So, let’s look at the film itself. I commented before how sudden Hitchcock’s endings sometimes feel. This one isn’t any different in that regard, but this one also begins just as suddenly. Grant’s Roger Thornhill goes to a business lunch and two thugs mistake him on the spot for some operative they are on the look out for. They kidnap Thornhill and take to see master villain Phillip Vandamm (James Mason) within the first ten minutes. Thornhill insists that he isn’t the man they think he is, and they refuse to believe him, finally setting him up to die in a simulated drunk driving accident. Thornhill survives, but rather than go back to his regular life, he decides to look into the life of the man he was mistaken for.
You know, I love The Manchurian Candidate, and part of the reason I love that film is the overall sense of paranoia it creates. The weird conversation that film’s protagonist has when he meets his love interest doesn’t sound like normal human speech and could easily be tied into the brainwashing plot, but it isn’t. Here it’s different. Thornhill meets Saint’s Eve Kendall and she actually is a spy watching him, and she isn’t even particularly stealthy about it since she openly says she bribed the porter on their train to sit them together. Thornhill must be used to this sort of thing, so he doesn’t question it too much despite his being framed for murder. Plus, he puts on his best game since it’s a Hitchcock film so of course there’s an attractive blonde involved.
But really, the only real skill Thornhill has that sets him apart from most men is his ability to make women swoon.
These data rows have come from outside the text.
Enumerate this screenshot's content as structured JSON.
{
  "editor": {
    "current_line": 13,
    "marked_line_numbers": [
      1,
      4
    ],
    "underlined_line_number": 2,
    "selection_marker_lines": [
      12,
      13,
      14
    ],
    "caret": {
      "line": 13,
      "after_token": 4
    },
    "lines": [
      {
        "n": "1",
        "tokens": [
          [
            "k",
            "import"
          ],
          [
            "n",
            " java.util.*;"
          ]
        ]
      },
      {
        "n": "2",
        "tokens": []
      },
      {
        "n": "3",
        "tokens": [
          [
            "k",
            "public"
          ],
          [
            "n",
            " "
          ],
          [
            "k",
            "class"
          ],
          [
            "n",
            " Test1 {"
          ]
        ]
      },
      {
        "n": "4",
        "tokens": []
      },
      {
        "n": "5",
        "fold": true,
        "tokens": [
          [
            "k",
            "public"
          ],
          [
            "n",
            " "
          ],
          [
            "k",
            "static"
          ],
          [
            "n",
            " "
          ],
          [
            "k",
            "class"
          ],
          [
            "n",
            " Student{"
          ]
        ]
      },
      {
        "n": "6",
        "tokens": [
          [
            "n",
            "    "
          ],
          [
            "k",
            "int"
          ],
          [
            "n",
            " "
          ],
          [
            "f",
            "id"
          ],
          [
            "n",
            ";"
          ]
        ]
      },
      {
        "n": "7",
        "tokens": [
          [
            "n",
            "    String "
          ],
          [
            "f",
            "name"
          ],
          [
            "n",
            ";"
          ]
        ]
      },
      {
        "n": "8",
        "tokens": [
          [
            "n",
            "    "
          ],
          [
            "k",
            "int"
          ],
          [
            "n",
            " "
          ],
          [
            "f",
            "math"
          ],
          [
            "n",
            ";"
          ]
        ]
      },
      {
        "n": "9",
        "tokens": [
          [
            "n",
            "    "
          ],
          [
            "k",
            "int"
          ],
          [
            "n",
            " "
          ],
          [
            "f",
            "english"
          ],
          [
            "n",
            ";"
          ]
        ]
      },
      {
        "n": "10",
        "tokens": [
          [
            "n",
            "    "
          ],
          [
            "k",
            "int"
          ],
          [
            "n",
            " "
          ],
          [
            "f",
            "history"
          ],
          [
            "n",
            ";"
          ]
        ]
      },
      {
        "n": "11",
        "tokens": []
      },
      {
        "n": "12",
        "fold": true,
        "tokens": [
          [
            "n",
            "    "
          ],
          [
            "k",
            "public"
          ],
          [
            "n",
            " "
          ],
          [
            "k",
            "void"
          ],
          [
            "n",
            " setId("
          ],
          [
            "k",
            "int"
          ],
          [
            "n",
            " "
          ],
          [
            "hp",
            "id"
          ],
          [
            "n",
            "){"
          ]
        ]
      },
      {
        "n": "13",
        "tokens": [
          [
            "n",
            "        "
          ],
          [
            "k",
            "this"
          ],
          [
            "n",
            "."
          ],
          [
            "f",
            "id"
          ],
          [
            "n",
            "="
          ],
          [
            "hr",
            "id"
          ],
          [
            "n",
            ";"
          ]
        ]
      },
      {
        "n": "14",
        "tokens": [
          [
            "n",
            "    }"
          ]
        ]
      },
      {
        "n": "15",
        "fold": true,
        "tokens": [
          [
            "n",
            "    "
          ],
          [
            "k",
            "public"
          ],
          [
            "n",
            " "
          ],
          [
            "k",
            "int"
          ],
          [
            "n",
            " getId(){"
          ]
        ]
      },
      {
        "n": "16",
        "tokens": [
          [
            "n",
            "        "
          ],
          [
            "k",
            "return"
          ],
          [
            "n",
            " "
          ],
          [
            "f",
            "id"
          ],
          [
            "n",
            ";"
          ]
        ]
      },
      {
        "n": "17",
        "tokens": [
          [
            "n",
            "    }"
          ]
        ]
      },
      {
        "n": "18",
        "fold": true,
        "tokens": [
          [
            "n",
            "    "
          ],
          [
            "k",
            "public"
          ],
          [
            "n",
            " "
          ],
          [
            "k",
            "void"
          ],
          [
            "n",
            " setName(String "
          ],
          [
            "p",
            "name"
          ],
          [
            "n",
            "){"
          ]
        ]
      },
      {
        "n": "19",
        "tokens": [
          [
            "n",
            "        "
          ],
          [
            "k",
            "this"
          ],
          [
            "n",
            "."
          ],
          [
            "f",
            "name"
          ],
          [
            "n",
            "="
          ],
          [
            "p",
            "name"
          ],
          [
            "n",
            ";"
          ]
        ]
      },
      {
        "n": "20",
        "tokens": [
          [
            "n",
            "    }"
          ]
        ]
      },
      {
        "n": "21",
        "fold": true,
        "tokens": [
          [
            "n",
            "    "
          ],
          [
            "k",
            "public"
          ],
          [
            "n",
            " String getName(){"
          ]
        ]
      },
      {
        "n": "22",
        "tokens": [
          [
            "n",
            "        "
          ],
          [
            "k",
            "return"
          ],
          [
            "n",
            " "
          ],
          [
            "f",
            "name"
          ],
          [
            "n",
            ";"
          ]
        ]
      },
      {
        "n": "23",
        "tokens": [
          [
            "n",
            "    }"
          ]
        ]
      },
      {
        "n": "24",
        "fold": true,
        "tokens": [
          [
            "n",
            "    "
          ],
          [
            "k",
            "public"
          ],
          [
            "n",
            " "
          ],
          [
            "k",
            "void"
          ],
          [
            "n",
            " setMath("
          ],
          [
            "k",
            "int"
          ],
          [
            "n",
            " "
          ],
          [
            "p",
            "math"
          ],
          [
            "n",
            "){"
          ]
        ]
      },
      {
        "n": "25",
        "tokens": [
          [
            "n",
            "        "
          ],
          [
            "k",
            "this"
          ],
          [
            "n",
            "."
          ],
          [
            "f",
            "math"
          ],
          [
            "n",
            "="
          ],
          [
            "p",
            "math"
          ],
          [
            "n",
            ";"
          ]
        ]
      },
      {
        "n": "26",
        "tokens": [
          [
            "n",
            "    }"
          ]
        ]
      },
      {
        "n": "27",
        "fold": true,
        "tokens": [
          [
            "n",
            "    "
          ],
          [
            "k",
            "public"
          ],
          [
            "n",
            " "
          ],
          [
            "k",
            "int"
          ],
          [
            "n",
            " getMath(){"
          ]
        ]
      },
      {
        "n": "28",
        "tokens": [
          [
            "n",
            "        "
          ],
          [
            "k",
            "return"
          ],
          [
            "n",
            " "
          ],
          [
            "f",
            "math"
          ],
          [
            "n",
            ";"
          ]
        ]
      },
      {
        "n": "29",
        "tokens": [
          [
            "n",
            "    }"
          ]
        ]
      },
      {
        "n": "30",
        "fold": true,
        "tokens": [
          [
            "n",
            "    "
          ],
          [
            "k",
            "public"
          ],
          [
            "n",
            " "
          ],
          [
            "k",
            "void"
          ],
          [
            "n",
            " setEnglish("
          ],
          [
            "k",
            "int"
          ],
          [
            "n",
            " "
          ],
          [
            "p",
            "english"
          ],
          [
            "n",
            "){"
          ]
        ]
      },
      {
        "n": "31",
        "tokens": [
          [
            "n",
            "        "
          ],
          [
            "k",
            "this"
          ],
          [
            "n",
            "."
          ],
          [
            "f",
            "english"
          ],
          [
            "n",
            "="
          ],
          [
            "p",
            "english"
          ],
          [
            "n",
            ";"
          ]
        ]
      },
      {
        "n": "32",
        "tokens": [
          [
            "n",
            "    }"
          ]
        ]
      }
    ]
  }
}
When he has to deal with other things, like not going off the road while superdrunk or famously avoid a murderous cropduster, he really doesn’t have much to keep himself alive that most people wouldn’t possess. What saves his life from the cropduster? Dumb luck. What saves him and Eve on the equally famous chase over Mount Rushmore at the end of the film? More dumb luck when the other agents show up to shoot the last remaining assassin after the other one slipped and fell off a giant president’s head.
Now, if there is one thing to add, it’s that Thornhill was at least a little active in his destiny. He could have decided to let the weirdness pass and not look further into the life of a man who, it turned out, didn’t even exist. He could have just as easily let the authorities look into what happened to Eve after they faked his death for Vandamm’s benefit. Instead, he does the sort of thing his ex-wives would have never thought he was capable of doing: he gets involved and becomes an active agent in his own destiny. He doesn’t even do it out of a sense of patriotic duty. He seems perfectly content to let the United States lose the Cold War if it means keeping Eve alive and well.
Seeing as how the film ends with Thornhill, now apparently married to Eve, pulling her into a train car’s berth and then said train going into a tunnel, well, I think we can guess why.
NEXT UP: It’s time to skip to 1965 and see the epic romance involving Russians and snow, a film running over three hours long, Doctor Zhivago.